Practising for loss
I was among those nodding in agreement. I’m a bit embarrassed to say how often I find myself imagining coping with the loss of my spouse, my children or my parents. It happens when I read in the newspaper about a child killed in an accident -- or hear of a friend or relative losing their partner – or their parent. I imagine my own loss, how I would feel, how I would cope. These thoughts arise in response to hearing about others’ losses, when a loved one is leaving to travel or pehaps doing some activity involving risk. Sometimes these thoughts arise for no apparent reason at all.
According to Brown, we circumvent feelings of vulnerability by “practising for loss”. Ah! Perhaps this is what my imaginings and worry is all about. Perhaps worry also gives me the illusion that I’m actually DOING SOMETHING in the face of my vulnerability.

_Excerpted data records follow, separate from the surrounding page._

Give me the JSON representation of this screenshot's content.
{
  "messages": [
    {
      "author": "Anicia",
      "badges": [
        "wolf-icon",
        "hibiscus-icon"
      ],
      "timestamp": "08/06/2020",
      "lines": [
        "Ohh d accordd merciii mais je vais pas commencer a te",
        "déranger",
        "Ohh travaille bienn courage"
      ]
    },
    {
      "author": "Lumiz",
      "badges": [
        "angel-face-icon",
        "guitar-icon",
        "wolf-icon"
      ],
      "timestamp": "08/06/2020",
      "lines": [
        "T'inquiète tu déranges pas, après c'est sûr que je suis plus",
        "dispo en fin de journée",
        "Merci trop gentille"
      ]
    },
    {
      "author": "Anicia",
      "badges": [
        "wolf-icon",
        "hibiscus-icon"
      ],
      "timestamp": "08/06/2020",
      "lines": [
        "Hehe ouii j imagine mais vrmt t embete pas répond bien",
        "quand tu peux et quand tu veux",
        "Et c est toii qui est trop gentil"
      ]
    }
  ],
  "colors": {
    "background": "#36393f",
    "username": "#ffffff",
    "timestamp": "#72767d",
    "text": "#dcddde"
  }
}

Says Brown, “The willingness to soften into joy is the greatest risk we take, next to loving.” We don’t control life and we ARE vulnerable to loss. However the more courageously we can soften into that vulnerability, the deeper the experience of joy and connection that is available to us in the present moment.
So how do we cultivate a capacity for vulnerability?
This is an ongoing learning for me. Like most things, I believe cultivating a capacity for vulnerability takes willingness, practice and awareness. Because I’m often unaware that I’m feeling vulnerable, I’ve found that it actually works best for me if I approach it backwards.
I have started observing when I am engaged in thoughts of foreboding, worry or obsessing about the future. (Not surprisingly, it often comes up for me in relation to my kids.) Each of these is a sign for me that I am feeling vulnerable and may not even realize it.
When I acknowledge the feelings of vulnerability, then the foreboding, worry and attempts-to-control-the-future-through-my-thinking subside. I am present to the vulnerability of loving someone I could lose. And somehow that returns me to the present moment and to my joy and gratitude for having that someone in my life -- whether my husband, my kids, my family or my friends -- whom I treasure and love so very dearly.
This vulnerability to loss is part of the human condition that we all share. Through embracing our vulnerability, we can all open ourselves to a deeper experience of love, joy and connection.
Invitation to action
Observe your own tendency to worry or fantasize disaster regarding your loved ones. Take it as an indication that 1) you deeply love this person and 2) you are feeling vulnerable in relation to their potential loss. Allow yourself to acknowledge your feelings of vulnerability. This too shall pass. Then savour the depth of your love.
If you’d like to hear more on this topic, treat yourself to Dr. Brene Brown’s Ted talk on The Power of Vulnerability. I also highly recommend her books: I Thought It Was Just Me and The Gifts of Imperfection: Let Go Of Who You Think You’re Supposed To Be and Embrace Who You Are.
Another Ted Talk which I recommend for post-midlife women is one by Jane Fonda on “Life's Third Act". She presents an inspiring model of aging.
Shirley Vollett BSW PCC is a Life and Relationship Coach, with over 20 years of combined experience in counselling and coaching. She delights in helping pro-active individuals make positive changes in their lives, their work/business and their relationships. Her clients appreciate her ability to listen deeply, her compassionate wisdom and her support in staying focused. Contact Shirley for a complimentary intro phone session. If you are experiencing a challenge or are eager to make some changes, explore how coaching works and how she can help. Click on a link below or visit her website at http://shirley.vollett.com